Items listed in a dataset

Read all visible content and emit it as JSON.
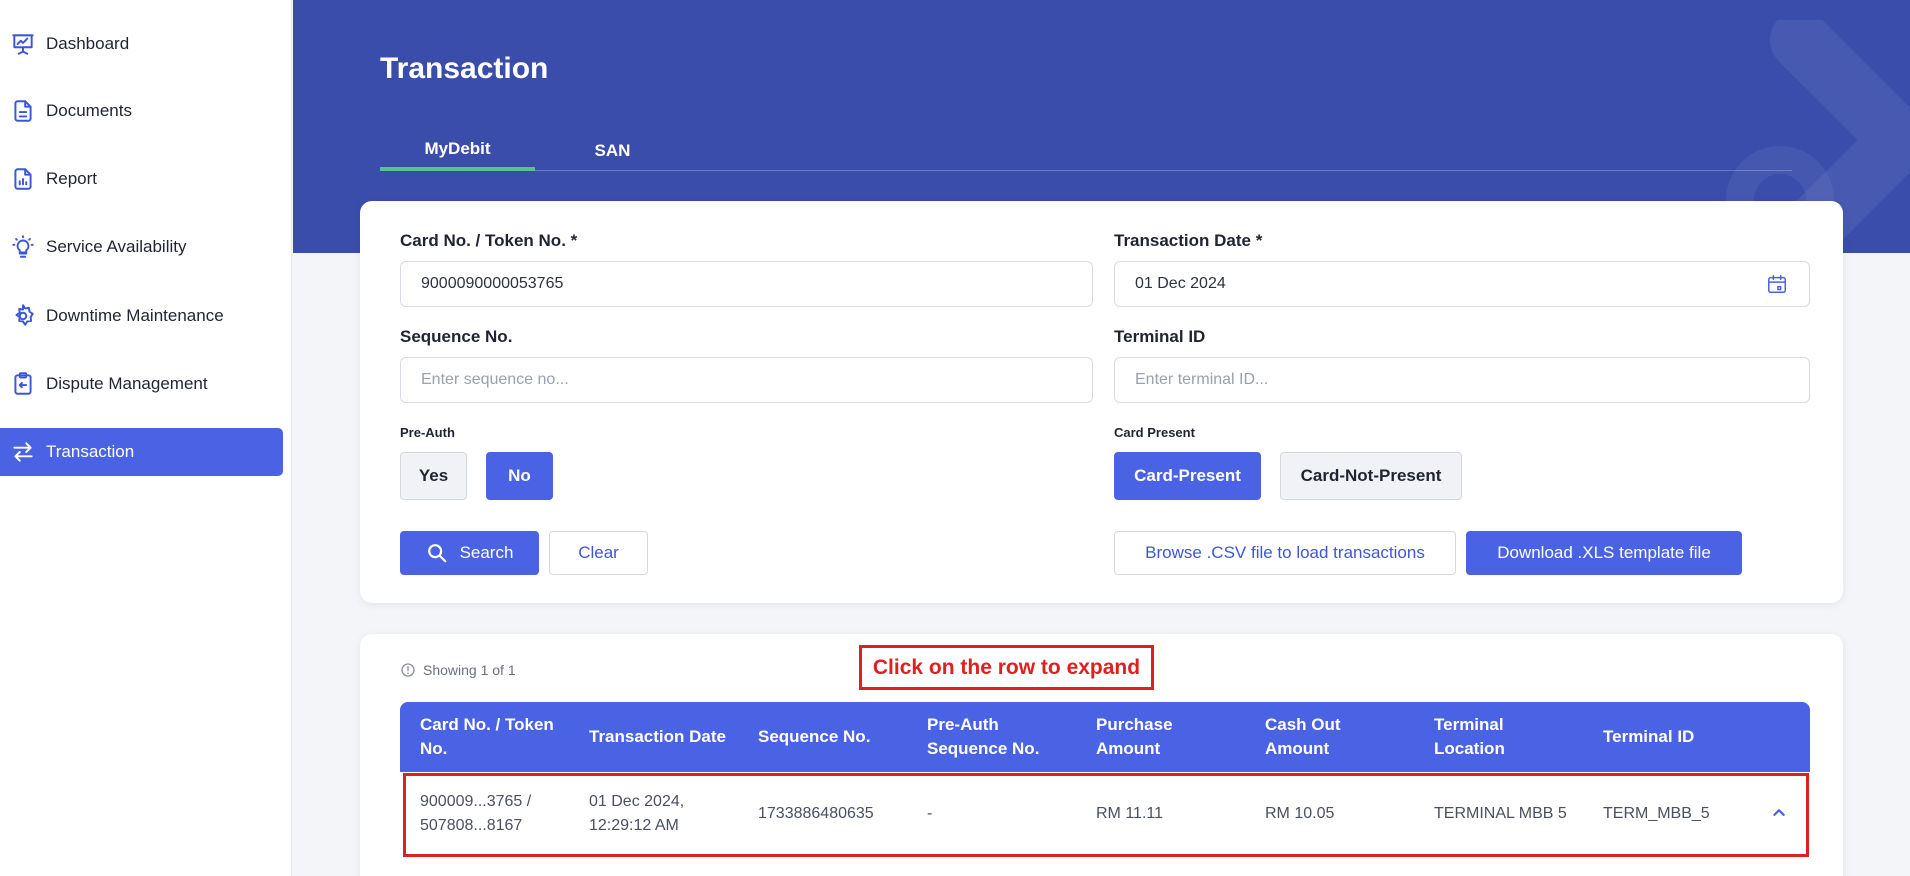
{
  "sidebar": {
    "items": [
      {
        "label": "Dashboard",
        "icon": "presentation-chart-icon"
      },
      {
        "label": "Documents",
        "icon": "document-icon"
      },
      {
        "label": "Report",
        "icon": "report-icon"
      },
      {
        "label": "Service Availability",
        "icon": "lightbulb-icon"
      },
      {
        "label": "Downtime Maintenance",
        "icon": "gear-icon"
      },
      {
        "label": "Dispute Management",
        "icon": "clipboard-icon"
      },
      {
        "label": "Transaction",
        "icon": "swap-arrows-icon",
        "active": true
      }
    ]
  },
  "header": {
    "title": "Transaction",
    "tabs": [
      {
        "label": "MyDebit",
        "active": true
      },
      {
        "label": "SAN",
        "active": false
      }
    ]
  },
  "form": {
    "card_no": {
      "label": "Card No. / Token No. *",
      "value": "9000090000053765",
      "placeholder": ""
    },
    "transaction_date": {
      "label": "Transaction Date *",
      "value": "01 Dec 2024"
    },
    "sequence_no": {
      "label": "Sequence No.",
      "placeholder": "Enter sequence no..."
    },
    "terminal_id": {
      "label": "Terminal ID",
      "placeholder": "Enter terminal ID..."
    },
    "pre_auth": {
      "label": "Pre-Auth",
      "options": [
        "Yes",
        "No"
      ],
      "selected": "No"
    },
    "card_present": {
      "label": "Card Present",
      "options": [
        "Card-Present",
        "Card-Not-Present"
      ],
      "selected": "Card-Present"
    },
    "search_label": "Search",
    "clear_label": "Clear",
    "browse_label": "Browse .CSV file to load transactions",
    "download_label": "Download .XLS template file"
  },
  "results": {
    "showing": "Showing 1 of 1",
    "hint": "Click on the row to expand",
    "columns": [
      "Card No. / Token No.",
      "Transaction Date",
      "Sequence No.",
      "Pre-Auth Sequence No.",
      "Purchase Amount",
      "Cash Out Amount",
      "Terminal Location",
      "Terminal ID"
    ],
    "rows": [
      {
        "card_no": "900009...3765 / 507808...8167",
        "transaction_date": "01 Dec 2024, 12:29:12 AM",
        "sequence_no": "1733886480635",
        "pre_auth_seq": "-",
        "purchase_amount": "RM 11.11",
        "cash_out_amount": "RM 10.05",
        "terminal_location": "TERMINAL MBB 5",
        "terminal_id": "TERM_MBB_5"
      }
    ]
  },
  "colors": {
    "primary": "#4a62e4",
    "banner": "#3a4dab",
    "tab_indicator": "#58c28a",
    "annotation": "#e02020"
  }
}
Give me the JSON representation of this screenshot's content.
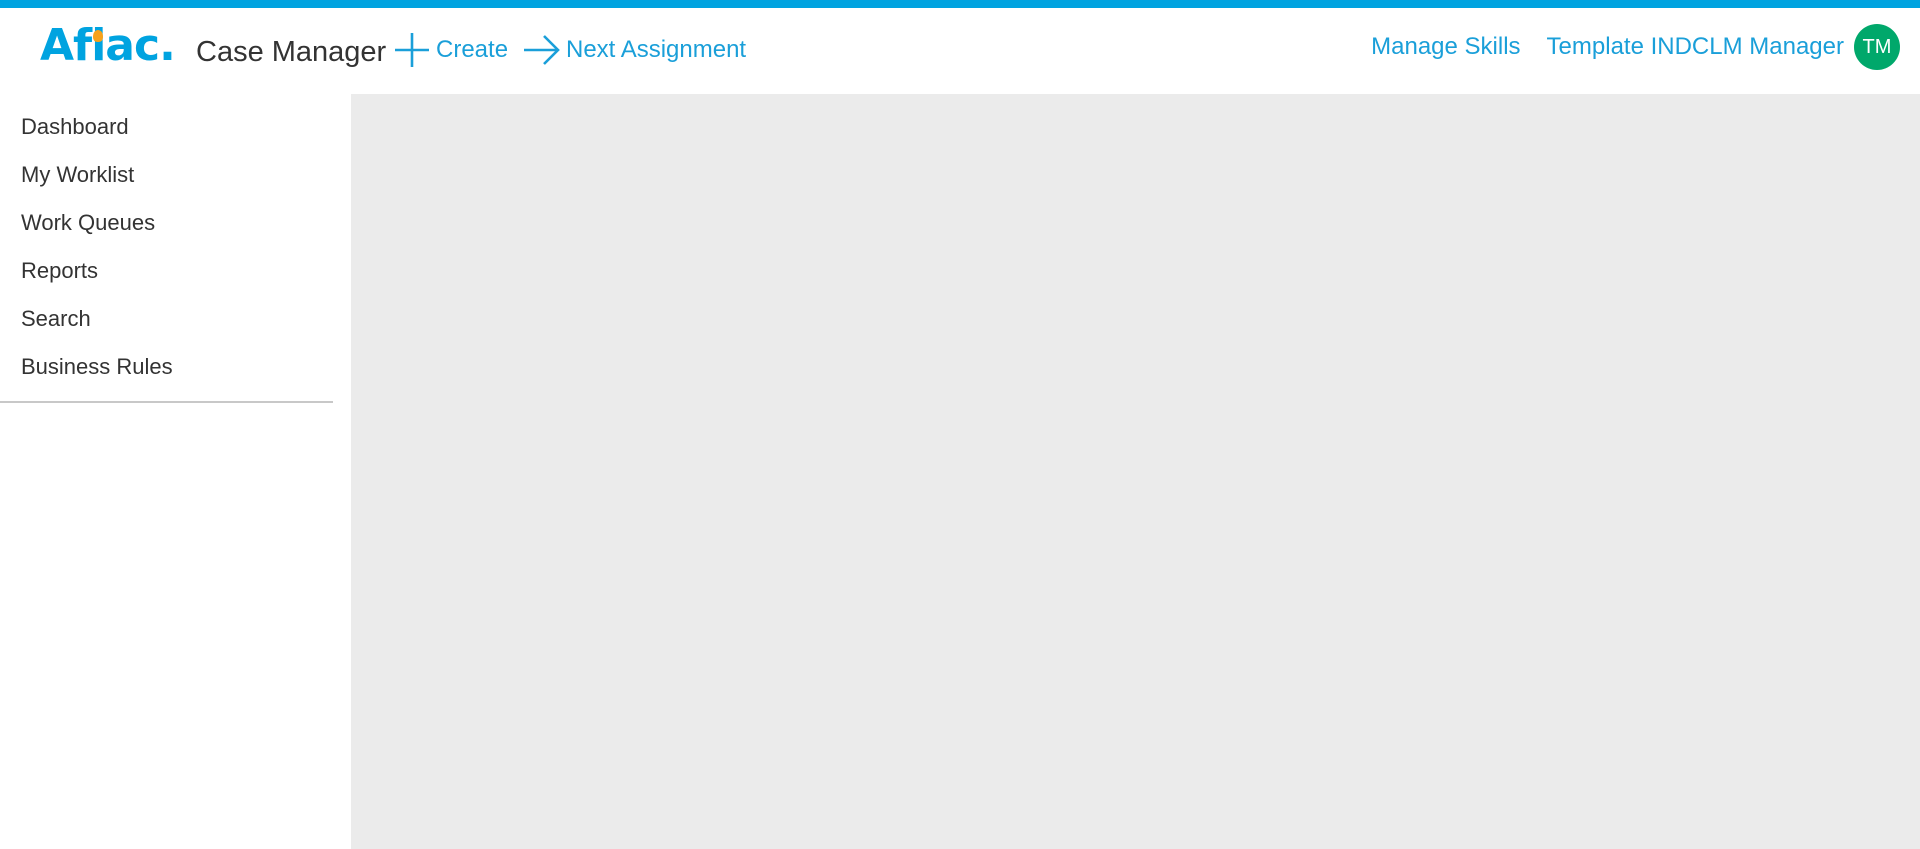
{
  "header": {
    "logo_text": "Aflac.",
    "app_title": "Case Manager",
    "create_label": "Create",
    "next_assignment_label": "Next Assignment",
    "manage_skills_label": "Manage Skills",
    "user_name": "Template INDCLM Manager",
    "avatar_initials": "TM"
  },
  "sidebar": {
    "items": [
      {
        "label": "Dashboard"
      },
      {
        "label": "My Worklist"
      },
      {
        "label": "Work Queues"
      },
      {
        "label": "Reports"
      },
      {
        "label": "Search"
      },
      {
        "label": "Business Rules"
      }
    ]
  },
  "colors": {
    "brand_blue": "#00a3e0",
    "link_blue": "#1a9fd9",
    "avatar_green": "#00a86b",
    "content_bg": "#ebebeb"
  },
  "icons": {
    "create": "plus-icon",
    "next_assignment": "arrow-right-icon"
  }
}
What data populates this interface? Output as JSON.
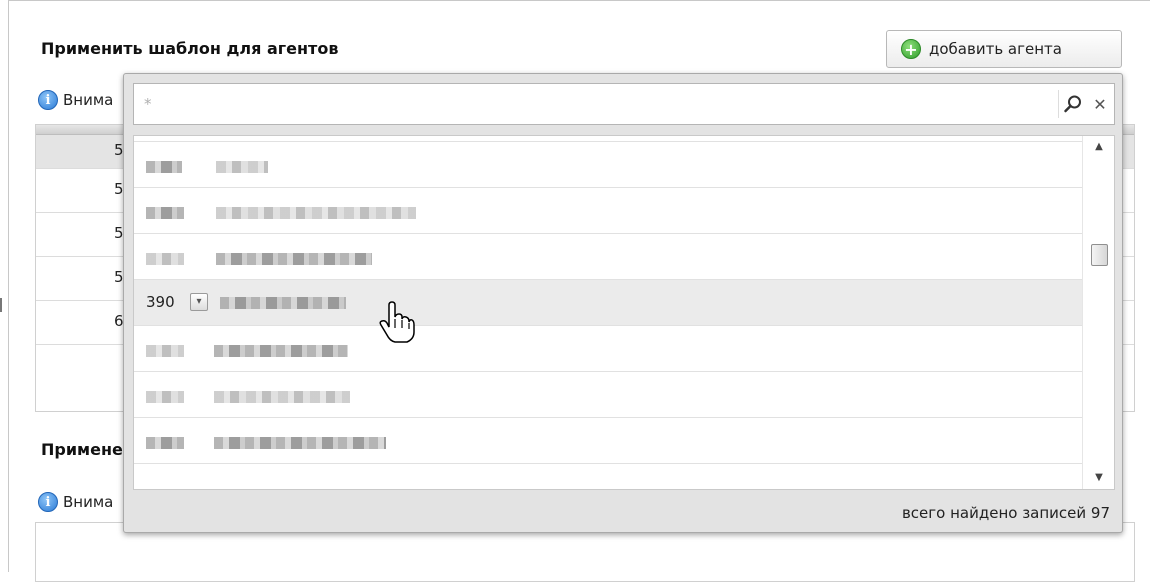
{
  "section1": {
    "title": "Применить шаблон для агентов",
    "info_text": "Внима"
  },
  "section2": {
    "title": "Примене",
    "info_text": "Внима"
  },
  "add_button": {
    "label": "добавить агента"
  },
  "background_table": {
    "row_codes": [
      "5",
      "5",
      "5",
      "5",
      "6"
    ]
  },
  "dropdown": {
    "search": {
      "value": "",
      "placeholder": "*"
    },
    "hover_item": {
      "code": "390"
    },
    "footer": {
      "records_text": "всего найдено записей 97"
    }
  },
  "icons": {
    "add": "plus-circle-icon",
    "info": "info-icon",
    "search": "magnifier-icon",
    "clear": "close-icon",
    "cursor": "hand-pointer-icon"
  },
  "colors": {
    "add_green": "#2f9c2b",
    "info_blue": "#2a7ad6",
    "hover_row": "#ebebeb",
    "popup_bg": "#e3e3e3"
  }
}
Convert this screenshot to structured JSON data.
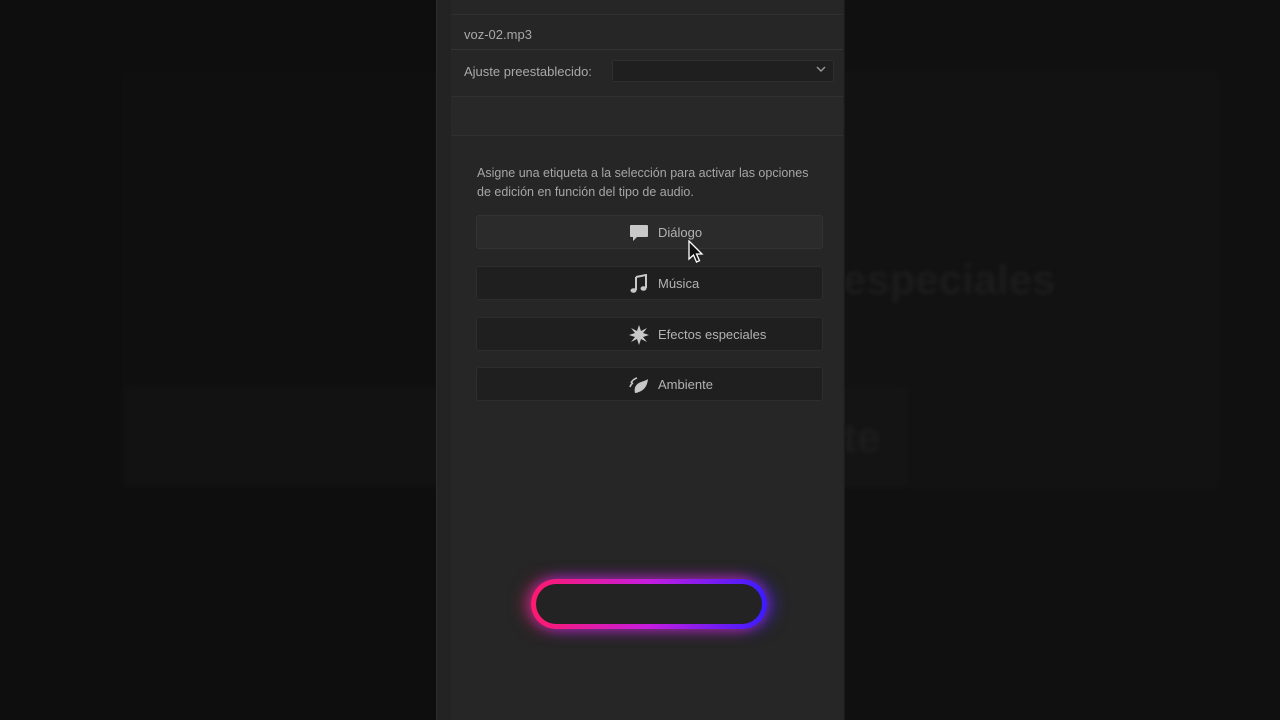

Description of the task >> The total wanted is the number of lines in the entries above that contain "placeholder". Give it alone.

Completed task >> 4